  5. ^ Marja Hinfelaar, Giacomo Macola, ‘The White Fathers’ Archive in Zambia’, History in Africa, Vol. 30, Publisher: Cambridge University Press, (2003).
  6. ^ Michael Meeuwis, ‘THE WHITE FATHERS AND LUGANDA To the Origins of French Missionaries linguistics in the Lake Victoria region.’, Annales Aequatoria, Vol. 20, Publisher: Honore Vinck, (1999).
  7. ^ Rockel, Stephen (16 April 2013). "The Remarkable Story of Adrian Atiman: Freed Slave to Medical Missionary". SSRN. SSRN 2252267.
  8. ^ "African history specialist discusses Adrien Atiman, freed slave to medical missionary". 14 March 2014. York University. Retrieved 18 August 2020.
  9. ^ Bouwen, Frans (2008). Servir l’Église à Jérusalem.
  10. ^ a b "Preparation". Missionaries of Africa. Retrieved 2021-12-07.
  11. ^ Archives and Library of the Missionaries of Africa.
  12. ^ Kathleen R. Smythe, ‘The White Father Archives at Mwanza, Tanzania’, History in Africa, Vol. 24, Publisher: Cambridge University Press, (1997).
  13. ^ a b Missionaries of Africa, Generalate (2021) < https://www.missionariesofafrica.org.uk/generalate > [accessed 17 November 2021].
  14. ^ The Missionaries of Africa (White Fathers), After the "Chapter 2016": The General Council (2021), < http://peresblancs.org/conseilggb.htm > [accessed 17 November 2021].
  15. ^ Gcatholic, Missionaries of Africa (M.AFR) White Fathers (2021) < http://www.gcatholic.org/orders/030.htm >[accessed 15 November 2021].
  16. ^ a b c Hinfelaar, Marja (2003). "The White Fathers' Archive in Zambia". History in Africa. 30: 439–445. doi:10.1017/S0361541300003314. ISSN 0361-5413. S2CID 161953296.
  17. ^ Hinfelaar, Marja (2003). "Remembering Bishop Joseph Dupont (1850-1930) in Present-Day Zambia". Journal of Religion in Africa. 33 (4): 365–376. doi:10.1163/157006603322665314. ISSN 0022-4200. JSTOR 1581748.
  18. ^ Carey, Margret (2003). "Missionaries in Zambia". Journal of Museum Ethnography (15): 1–7. ISSN 0954-7169. JSTOR 40793706.
  19. ^ Hinfelaar, Marja (2003). "Remembering Bishop Joseph Dupont (1850-1930) in Present-Day Zambia". Journal of Religion in Africa. 33 (4): 365–376. doi:10.1163/157006603322665314. ISSN 0022-4200. JSTOR 1581748.
  20. ^ a b University of Birmingham, Photographs of the Society of Missionaries of Africa- [20th Century] (2016) <https://calmview.bham.ac.uk/Record.aspx?src=CalmView.Catalog&id=XMS898> [accessed 15 November 2021].
  21. ^ a b c Missionaries of Africa White Fathers, Archives and Library of the Missionaries of Africa (2017) <https://mafrome.org/archives-of-the-mafr/> [accessed 15 November 2021].
  22. ^ Hinfelaar, Marja; MacOla, Giacomo (2003). "The White Fathers' Archive in Zambia" (PDF). History in Africa. 30: 439–445. doi:10.1017/S0361541300003314. JSTOR 3172099. S2CID 161953296..
  23. ^ Smythe, Kathleen R. (1997). "The White Father Archives at Mwanza, Tanzania". History in Africa. 24: 431–432. doi:10.2307/3172043. JSTOR 3172043.

Herbermann, Charles, ed. (1913). "White Fathers" . Catholic Encyclopedia.
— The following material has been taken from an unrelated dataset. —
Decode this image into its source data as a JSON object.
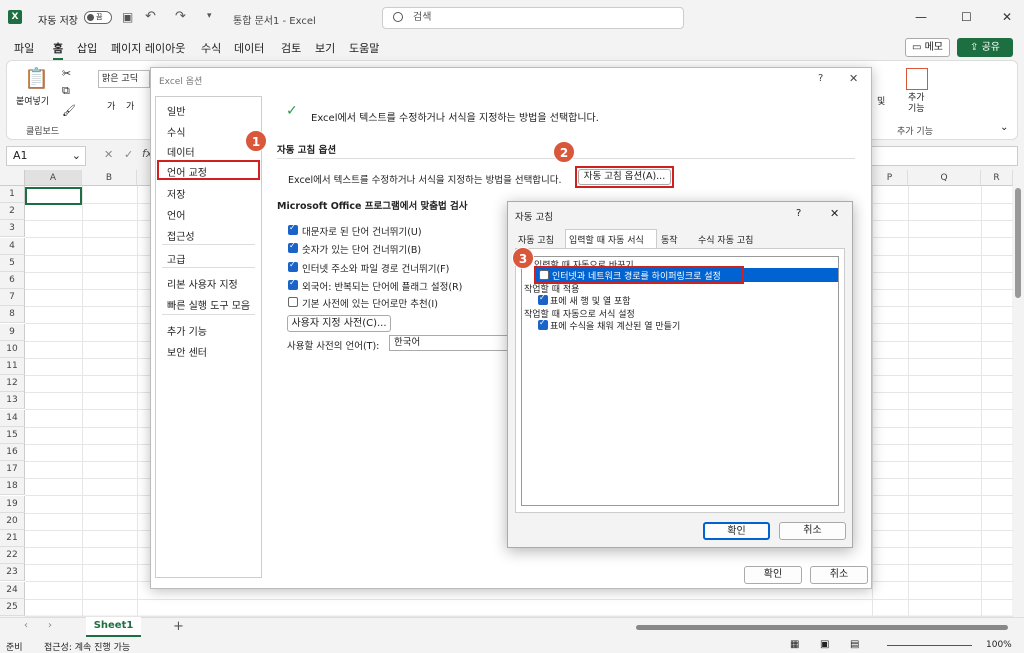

New York: Robert Appleton Company.

External links[edit]